Eudora Welty's works are treasures of American literature. When her first short-story collection was published in 1941, it heralded the arrival of a genuinely original writer who over the decades wrote hugely popular novels, novellas, essays, and a memoir, One Writer's Beginnings, that became a national bestseller. By the end of her life, Welty (who died in 2001) had been given nearly every literary award there was and was all but shrouded in admiration.

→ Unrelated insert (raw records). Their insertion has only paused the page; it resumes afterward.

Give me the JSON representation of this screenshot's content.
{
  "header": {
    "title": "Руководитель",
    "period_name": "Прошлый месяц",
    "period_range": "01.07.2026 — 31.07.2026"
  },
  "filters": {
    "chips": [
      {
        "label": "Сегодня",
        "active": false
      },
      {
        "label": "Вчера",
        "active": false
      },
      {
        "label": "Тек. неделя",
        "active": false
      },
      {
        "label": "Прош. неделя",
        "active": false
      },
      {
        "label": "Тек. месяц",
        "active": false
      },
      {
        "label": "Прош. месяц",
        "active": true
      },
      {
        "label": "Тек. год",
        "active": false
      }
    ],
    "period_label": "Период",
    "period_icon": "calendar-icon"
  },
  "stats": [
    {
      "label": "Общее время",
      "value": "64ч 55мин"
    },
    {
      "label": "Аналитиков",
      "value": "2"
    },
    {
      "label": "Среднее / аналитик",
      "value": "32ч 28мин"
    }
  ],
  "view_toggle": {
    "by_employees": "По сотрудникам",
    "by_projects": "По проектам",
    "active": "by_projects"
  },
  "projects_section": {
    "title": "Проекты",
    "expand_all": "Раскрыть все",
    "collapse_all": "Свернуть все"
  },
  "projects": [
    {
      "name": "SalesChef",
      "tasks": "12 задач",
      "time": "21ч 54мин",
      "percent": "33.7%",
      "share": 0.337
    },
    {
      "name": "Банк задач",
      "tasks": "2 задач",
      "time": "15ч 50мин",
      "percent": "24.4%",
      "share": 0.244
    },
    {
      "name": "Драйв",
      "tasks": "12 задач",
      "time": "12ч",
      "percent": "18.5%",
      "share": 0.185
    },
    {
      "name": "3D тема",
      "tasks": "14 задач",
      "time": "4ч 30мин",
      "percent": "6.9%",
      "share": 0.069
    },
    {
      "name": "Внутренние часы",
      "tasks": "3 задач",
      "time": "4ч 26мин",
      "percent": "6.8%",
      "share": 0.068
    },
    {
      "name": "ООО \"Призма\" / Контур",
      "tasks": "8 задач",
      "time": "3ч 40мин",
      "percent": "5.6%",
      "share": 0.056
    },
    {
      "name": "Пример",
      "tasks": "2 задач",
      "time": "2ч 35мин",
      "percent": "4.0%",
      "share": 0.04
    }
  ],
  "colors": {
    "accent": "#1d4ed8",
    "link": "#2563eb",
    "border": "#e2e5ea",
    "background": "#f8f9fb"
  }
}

In this definitive and authoritative account, Suzanne Marrs restores Welty's story to human proportions, tracing Welty's life from her roots in Jackson, Mississippi, to her rise to international stature. Making generous use of Welty's correspondence-particularly with contemporaries and admirers, including Katherine Anne Porter, E. M. Forster, and Elizabeth Bowen-Marrs has provided a fitting and fascinating tribute to one of the finest writers of the twentieth century.